┌──
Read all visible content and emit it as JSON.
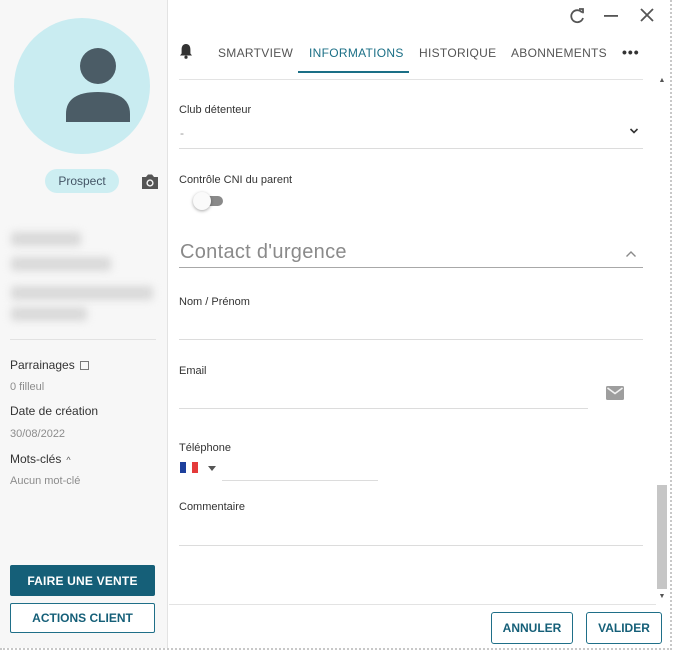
{
  "left_panel": {
    "status_badge": "Prospect",
    "parrainages_label": "Parrainages",
    "filleuls_value": "0 filleul",
    "date_creation_label": "Date de création",
    "date_creation_value": "30/08/2022",
    "mots_cles_label": "Mots-clés",
    "mots_cles_value": "Aucun mot-clé",
    "sell_button": "FAIRE UNE VENTE",
    "actions_button": "ACTIONS CLIENT"
  },
  "tabs": [
    {
      "label": "SMARTVIEW",
      "active": false
    },
    {
      "label": "INFORMATIONS",
      "active": true
    },
    {
      "label": "HISTORIQUE",
      "active": false
    },
    {
      "label": "ABONNEMENTS",
      "active": false
    }
  ],
  "more_tabs": "•••",
  "window_controls": {
    "refresh": "C",
    "minimize": "—",
    "close": "✕"
  },
  "form": {
    "club_label": "Club détenteur",
    "club_value": "-",
    "cni_label": "Contrôle CNI du parent",
    "cni_checked": false,
    "section_title": "Contact d'urgence",
    "nom_label": "Nom / Prénom",
    "nom_value": "",
    "email_label": "Email",
    "email_value": "",
    "telephone_label": "Téléphone",
    "telephone_value": "",
    "commentaire_label": "Commentaire",
    "commentaire_value": ""
  },
  "footer": {
    "cancel": "ANNULER",
    "validate": "VALIDER"
  },
  "colors": {
    "primary": "#155f78",
    "accent_tab": "#1b6f86",
    "avatar_bg": "#c9ecf1",
    "avatar_figure": "#4b5c66"
  },
  "icons": [
    "refresh-icon",
    "minimize-icon",
    "close-icon",
    "bell-icon",
    "camera-icon",
    "external-link-icon",
    "chevron-down-icon",
    "chevron-up-icon",
    "mail-icon",
    "france-flag-icon"
  ]
}
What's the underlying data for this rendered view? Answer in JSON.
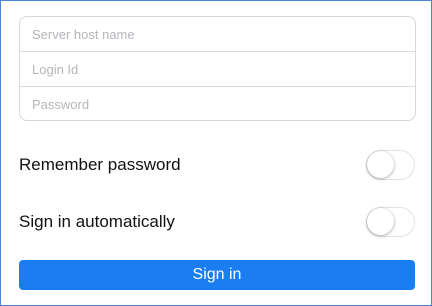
{
  "form": {
    "server_host": {
      "value": "",
      "placeholder": "Server host name"
    },
    "login_id": {
      "value": "",
      "placeholder": "Login Id"
    },
    "password": {
      "value": "",
      "placeholder": "Password"
    }
  },
  "options": {
    "remember_password": {
      "label": "Remember password",
      "on": false
    },
    "sign_in_automatically": {
      "label": "Sign in automatically",
      "on": false
    }
  },
  "actions": {
    "sign_in_label": "Sign in"
  },
  "colors": {
    "accent": "#1a7ef2",
    "frame_border": "#4a88d6",
    "field_border": "#d7d7dc",
    "placeholder": "#b5b5bb"
  }
}
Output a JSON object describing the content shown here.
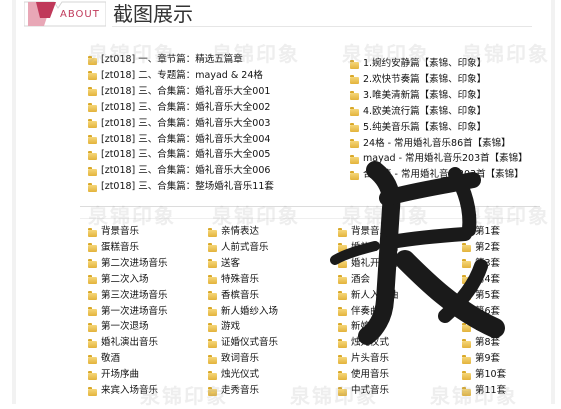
{
  "header": {
    "tag_label": "ABOUT",
    "title": "截图展示"
  },
  "watermark": "泉锦印象",
  "top_left_items": [
    "[zt018] 一、章节篇：精选五篇章",
    "[zt018] 二、专题篇：mayad & 24格",
    "[zt018] 三、合集篇：婚礼音乐大全001",
    "[zt018] 三、合集篇：婚礼音乐大全002",
    "[zt018] 三、合集篇：婚礼音乐大全003",
    "[zt018] 三、合集篇：婚礼音乐大全004",
    "[zt018] 三、合集篇：婚礼音乐大全005",
    "[zt018] 三、合集篇：婚礼音乐大全006",
    "[zt018] 三、合集篇：整场婚礼音乐11套"
  ],
  "top_right_items": [
    "1.婉约安静篇【素锦、印象】",
    "2.欢快节奏篇【素锦、印象】",
    "3.唯美清新篇【素锦、印象】",
    "4.欧美流行篇【素锦、印象】",
    "5.纯美音乐篇【素锦、印象】",
    "24格 - 常用婚礼音乐86首【素锦】",
    "mayad - 常用婚礼音乐203首【素锦】",
    "合集篇 - 常用婚礼音乐203首【素锦】"
  ],
  "bottom_col1": [
    "背景音乐",
    "蛋糕音乐",
    "第二次进场音乐",
    "第二次入场",
    "第三次进场音乐",
    "第一次进场音乐",
    "第一次退场",
    "婚礼演出音乐",
    "敬酒",
    "开场序曲",
    "来宾入场音乐"
  ],
  "bottom_col2": [
    "亲情表达",
    "人前式音乐",
    "送客",
    "特殊音乐",
    "香槟音乐",
    "新人婚纱入场",
    "游戏",
    "证婚仪式音乐",
    "致词音乐",
    "烛光仪式",
    "走秀音乐"
  ],
  "bottom_col3": [
    "背景音乐",
    "婚礼开场曲",
    "婚礼开场音效",
    "酒会",
    "新人入场曲",
    "伴奏曲",
    "新娘曲",
    "烛光仪式",
    "片头音乐",
    "使用音乐",
    "中式音乐"
  ],
  "bottom_col4": [
    "第1套",
    "第2套",
    "第3套",
    "第4套",
    "第5套",
    "第6套",
    "第7套",
    "第8套",
    "第9套",
    "第10套",
    "第11套"
  ],
  "colors": {
    "accent": "#c0395a",
    "folder": "#e3b33c"
  }
}
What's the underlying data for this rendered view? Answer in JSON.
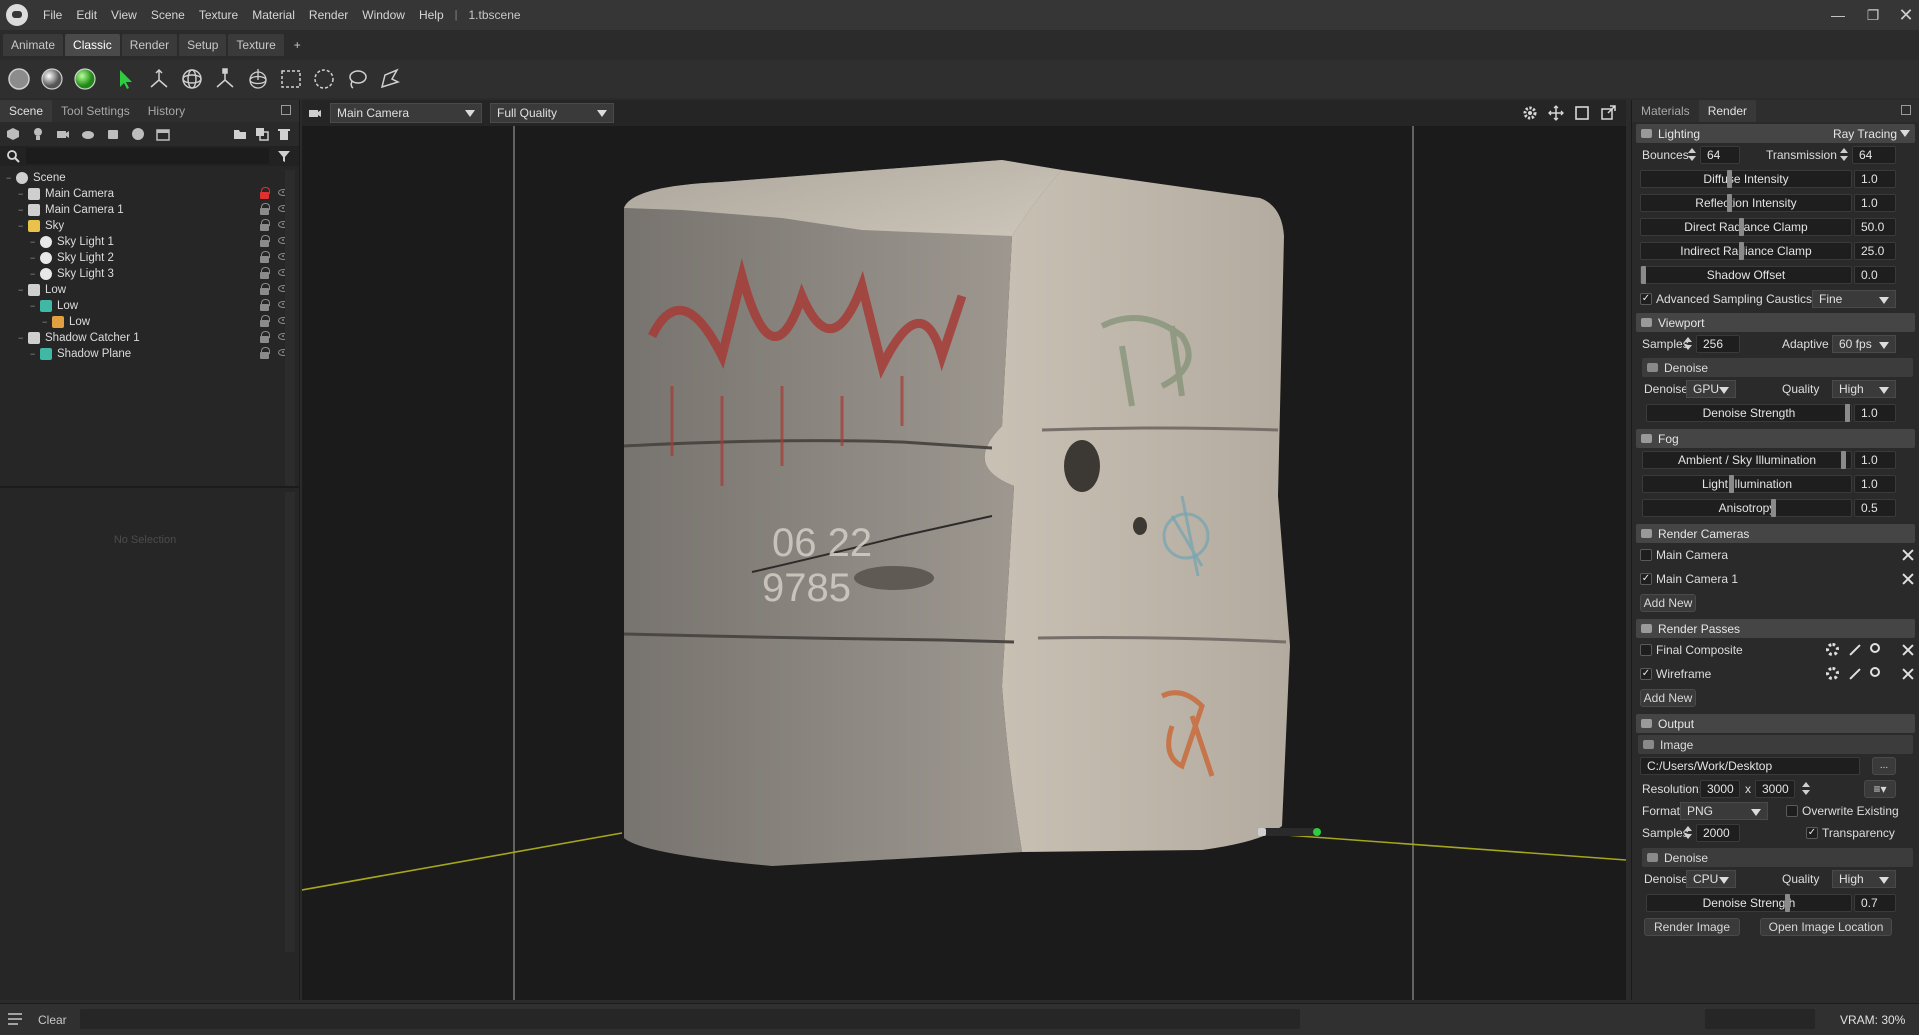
{
  "app": {
    "menu": [
      "File",
      "Edit",
      "View",
      "Scene",
      "Texture",
      "Material",
      "Render",
      "Window",
      "Help"
    ],
    "document_title": "1.tbscene",
    "window_controls": [
      "minimize-icon",
      "restore-icon",
      "close-icon"
    ]
  },
  "workspace_tabs": [
    "Animate",
    "Classic",
    "Render",
    "Setup",
    "Texture",
    "+"
  ],
  "active_workspace": "Classic",
  "left_panel": {
    "tabs": [
      "Scene",
      "Tool Settings",
      "History"
    ],
    "tree": [
      {
        "label": "Scene",
        "depth": 0,
        "icon": "scene-icon"
      },
      {
        "label": "Main Camera",
        "depth": 1,
        "icon": "camera-icon",
        "locked": true
      },
      {
        "label": "Main Camera 1",
        "depth": 1,
        "icon": "camera-icon"
      },
      {
        "label": "Sky",
        "depth": 1,
        "icon": "sky-icon"
      },
      {
        "label": "Sky Light 1",
        "depth": 2,
        "icon": "light-bulb-icon"
      },
      {
        "label": "Sky Light 2",
        "depth": 2,
        "icon": "light-bulb-icon"
      },
      {
        "label": "Sky Light 3",
        "depth": 2,
        "icon": "light-bulb-icon"
      },
      {
        "label": "Low",
        "depth": 1,
        "icon": "group-icon"
      },
      {
        "label": "Low",
        "depth": 2,
        "icon": "mesh-icon"
      },
      {
        "label": "Low",
        "depth": 3,
        "icon": "material-icon"
      },
      {
        "label": "Shadow Catcher 1",
        "depth": 1,
        "icon": "shadow-catcher-icon"
      },
      {
        "label": "Shadow Plane",
        "depth": 2,
        "icon": "mesh-icon"
      }
    ],
    "no_selection": "No Selection"
  },
  "viewport": {
    "camera": "Main Camera",
    "quality": "Full Quality"
  },
  "right_panel": {
    "tabs": [
      "Materials",
      "Render"
    ],
    "lighting": {
      "title": "Lighting",
      "mode": "Ray Tracing",
      "bounces_label": "Bounces",
      "bounces": "64",
      "transmission_label": "Transmission",
      "transmission": "64",
      "diffuse_label": "Diffuse Intensity",
      "diffuse": "1.0",
      "reflection_label": "Reflection Intensity",
      "reflection": "1.0",
      "direct_label": "Direct Radiance Clamp",
      "direct": "50.0",
      "indirect_label": "Indirect Radiance Clamp",
      "indirect": "25.0",
      "shadow_label": "Shadow Offset",
      "shadow": "0.0",
      "adv_label": "Advanced Sampling",
      "caustics_label": "Caustics",
      "caustics": "Fine"
    },
    "viewport": {
      "title": "Viewport",
      "samples_label": "Samples",
      "samples": "256",
      "adaptive_label": "Adaptive",
      "adaptive": "60 fps",
      "denoise_title": "Denoise",
      "denoise_label": "Denoise",
      "denoise": "GPU",
      "quality_label": "Quality",
      "quality": "High",
      "strength_label": "Denoise Strength",
      "strength": "1.0"
    },
    "fog": {
      "title": "Fog",
      "ambient_label": "Ambient / Sky Illumination",
      "ambient": "1.0",
      "light_label": "Light Illumination",
      "light": "1.0",
      "aniso_label": "Anisotropy",
      "aniso": "0.5"
    },
    "render_cameras": {
      "title": "Render Cameras",
      "items": [
        {
          "label": "Main Camera",
          "checked": false
        },
        {
          "label": "Main Camera 1",
          "checked": true
        }
      ],
      "add_new": "Add New"
    },
    "render_passes": {
      "title": "Render Passes",
      "items": [
        {
          "label": "Final Composite",
          "checked": false
        },
        {
          "label": "Wireframe",
          "checked": true
        }
      ],
      "add_new": "Add New"
    },
    "output": {
      "title": "Output",
      "image_title": "Image",
      "path": "C:/Users/Work/Desktop",
      "browse": "...",
      "resolution_label": "Resolution:",
      "res_w": "3000",
      "res_x": "x",
      "res_h": "3000",
      "format_label": "Format",
      "format": "PNG",
      "overwrite_label": "Overwrite Existing",
      "samples_label": "Samples",
      "samples": "2000",
      "transparency_label": "Transparency",
      "denoise_title": "Denoise",
      "denoise_label": "Denoise",
      "denoise": "CPU",
      "quality_label": "Quality",
      "quality": "High",
      "strength_label": "Denoise Strength",
      "strength": "0.7",
      "render_image": "Render Image",
      "open_location": "Open Image Location"
    }
  },
  "status": {
    "clear": "Clear",
    "vram": "VRAM: 30%"
  },
  "colors": {
    "accent_green": "#2ecc40",
    "lock_red": "#e03030",
    "ground_line": "#a6a61e"
  }
}
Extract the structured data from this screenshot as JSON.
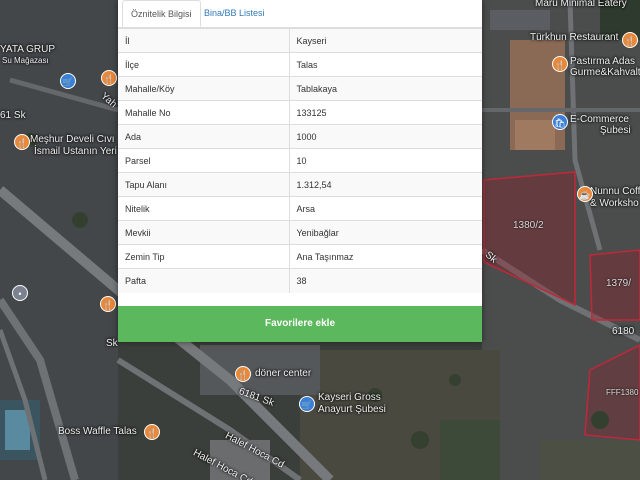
{
  "tabs": [
    {
      "label": "Öznitelik Bilgisi"
    },
    {
      "label": "Bina/BB Listesi"
    }
  ],
  "attributes": [
    {
      "key": "İl",
      "value": "Kayseri"
    },
    {
      "key": "İlçe",
      "value": "Talas"
    },
    {
      "key": "Mahalle/Köy",
      "value": "Tablakaya"
    },
    {
      "key": "Mahalle No",
      "value": "133125"
    },
    {
      "key": "Ada",
      "value": "1000"
    },
    {
      "key": "Parsel",
      "value": "10"
    },
    {
      "key": "Tapu Alanı",
      "value": "1.312,54"
    },
    {
      "key": "Nitelik",
      "value": "Arsa"
    },
    {
      "key": "Mevkii",
      "value": "Yenibağlar"
    },
    {
      "key": "Zemin Tip",
      "value": "Ana Taşınmaz"
    },
    {
      "key": "Pafta",
      "value": "38"
    }
  ],
  "favorite_button": "Favorilere ekle",
  "map": {
    "labels": {
      "maru": "Maru Minimal Eatery",
      "turkhun": "Türkhun Restaurant",
      "pastirma": "Pastırma Adas",
      "gurme": "Gurme&Kahvalt",
      "eticaret": "E-Commerce",
      "subesi": "Şubesi",
      "nunnu": "Nunnu Coff",
      "workshop": "& Worksho",
      "yata": "YATA GRUP",
      "magaza": "Su Mağazası",
      "meshur": "Meşhur Develi Cıvı",
      "ismail": "İsmail Ustanın Yeri",
      "yahsk": "Yah",
      "sk61": "61 Sk",
      "sk": "Sk",
      "doner": "döner center",
      "kayseri_gross": "Kayseri Gross",
      "anayurt": "Anayurt Şubesi",
      "boss": "Boss Waffle Talas",
      "halef1": "Halef Hoca Cd",
      "halef2": "Halef Hoca Cd",
      "sk6180": "6180",
      "sk6181": "6181 Sk",
      "sk2": "Sk",
      "parcel1": "1380/2",
      "parcel2": "1379/",
      "parcel3": "FFF1380"
    }
  },
  "colors": {
    "tab_active_text": "#555555",
    "tab_link": "#337ab7",
    "button_green": "#5cb85c",
    "parcel_outline": "#c0283a"
  }
}
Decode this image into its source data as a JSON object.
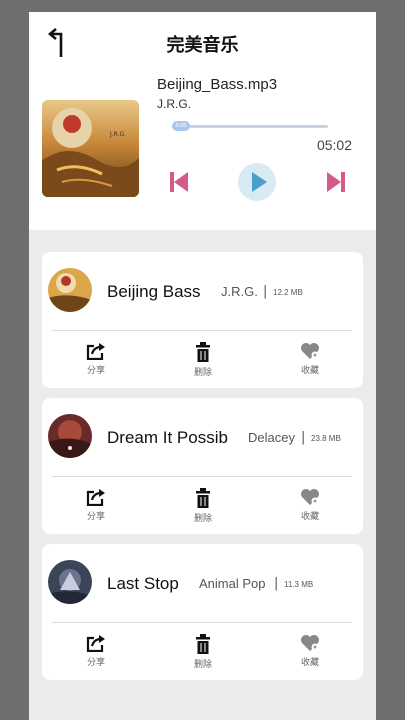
{
  "header": {
    "title": "完美音乐",
    "back_icon": "back-arrow-icon"
  },
  "now_playing": {
    "file_name": "Beijing_Bass.mp3",
    "artist": "J.R.G.",
    "duration": "05:02",
    "progress_label": "0:00",
    "progress": 0.05,
    "cover_icon": "album-cover",
    "controls": {
      "prev_icon": "skip-previous-icon",
      "play_icon": "play-icon",
      "next_icon": "skip-next-icon"
    },
    "colors": {
      "controls": "#d35b8a",
      "play": "#4a9fc8",
      "play_bg": "#d8eaf3"
    }
  },
  "songs": [
    {
      "name": "Beijing Bass",
      "artist": "J.R.G.",
      "separator": "|",
      "size": "12.2 MB",
      "actions": [
        {
          "label": "分享",
          "icon": "share-icon"
        },
        {
          "label": "删除",
          "icon": "trash-icon"
        },
        {
          "label": "收藏",
          "icon": "heart-icon"
        }
      ]
    },
    {
      "name": "Dream It Possib",
      "artist": "Delacey",
      "separator": "|",
      "size": "23.8 MB",
      "actions": [
        {
          "label": "分享",
          "icon": "share-icon"
        },
        {
          "label": "删除",
          "icon": "trash-icon"
        },
        {
          "label": "收藏",
          "icon": "heart-icon"
        }
      ]
    },
    {
      "name": "Last Stop",
      "artist": "Animal Pop",
      "separator": "|",
      "size": "11.3 MB",
      "actions": [
        {
          "label": "分享",
          "icon": "share-icon"
        },
        {
          "label": "删除",
          "icon": "trash-icon"
        },
        {
          "label": "收藏",
          "icon": "heart-icon"
        }
      ]
    }
  ]
}
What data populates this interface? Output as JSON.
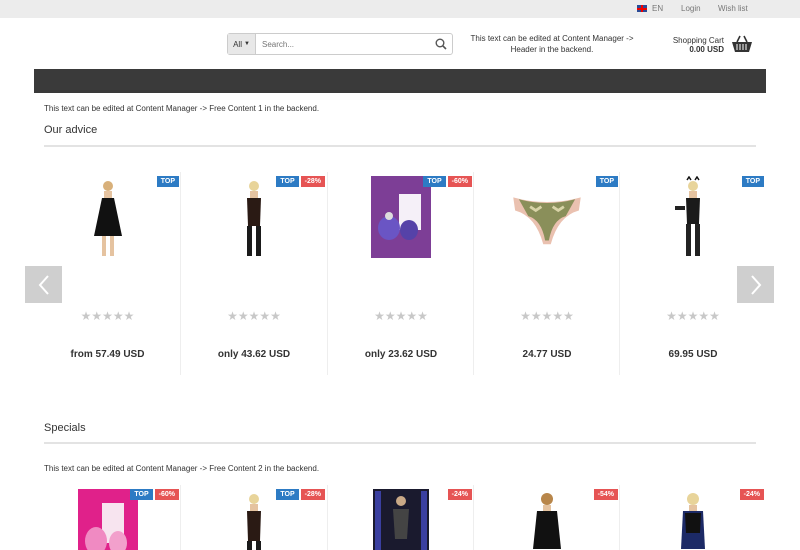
{
  "topbar": {
    "language": "EN",
    "login": "Login",
    "wishlist": "Wish list"
  },
  "search": {
    "category": "All",
    "placeholder": "Search..."
  },
  "header_note": "This text can be edited at Content Manager -> Header in the backend.",
  "cart": {
    "label": "Shopping Cart",
    "value": "0.00 USD"
  },
  "free_content_1": "This text can be edited at Content Manager -> Free Content 1 in the backend.",
  "advice": {
    "title": "Our advice",
    "products": [
      {
        "badges": [
          "TOP"
        ],
        "rating": "★★★★★",
        "price": "from 57.49 USD"
      },
      {
        "badges": [
          "TOP",
          "-28%"
        ],
        "rating": "★★★★★",
        "price": "only 43.62 USD"
      },
      {
        "badges": [
          "TOP",
          "-60%"
        ],
        "rating": "★★★★★",
        "price": "only 23.62 USD"
      },
      {
        "badges": [
          "TOP"
        ],
        "rating": "★★★★★",
        "price": "24.77 USD"
      },
      {
        "badges": [
          "TOP"
        ],
        "rating": "★★★★★",
        "price": "69.95 USD"
      }
    ]
  },
  "specials": {
    "title": "Specials",
    "free_content_2": "This text can be edited at Content Manager -> Free Content 2 in the backend.",
    "products": [
      {
        "badges": [
          "TOP",
          "-60%"
        ]
      },
      {
        "badges": [
          "TOP",
          "-28%"
        ]
      },
      {
        "badges": [
          "-24%"
        ]
      },
      {
        "badges": [
          "-54%"
        ]
      },
      {
        "badges": [
          "-24%"
        ]
      }
    ]
  },
  "colors": {
    "top_badge": "#2d7bc4",
    "discount_badge": "#e65454",
    "navbar": "#3a3a3a"
  }
}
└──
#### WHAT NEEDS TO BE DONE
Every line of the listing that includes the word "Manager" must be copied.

#### SOLUTION TO THIS EXERCISE
  "header_note": "This text can be edited at Content Manager -> Header in the backend.",
  "free_content_1": "This text can be edited at Content Manager -> Free Content 1 in the backend.",
    "free_content_2": "This text can be edited at Content Manager -> Free Content 2 in the backend.",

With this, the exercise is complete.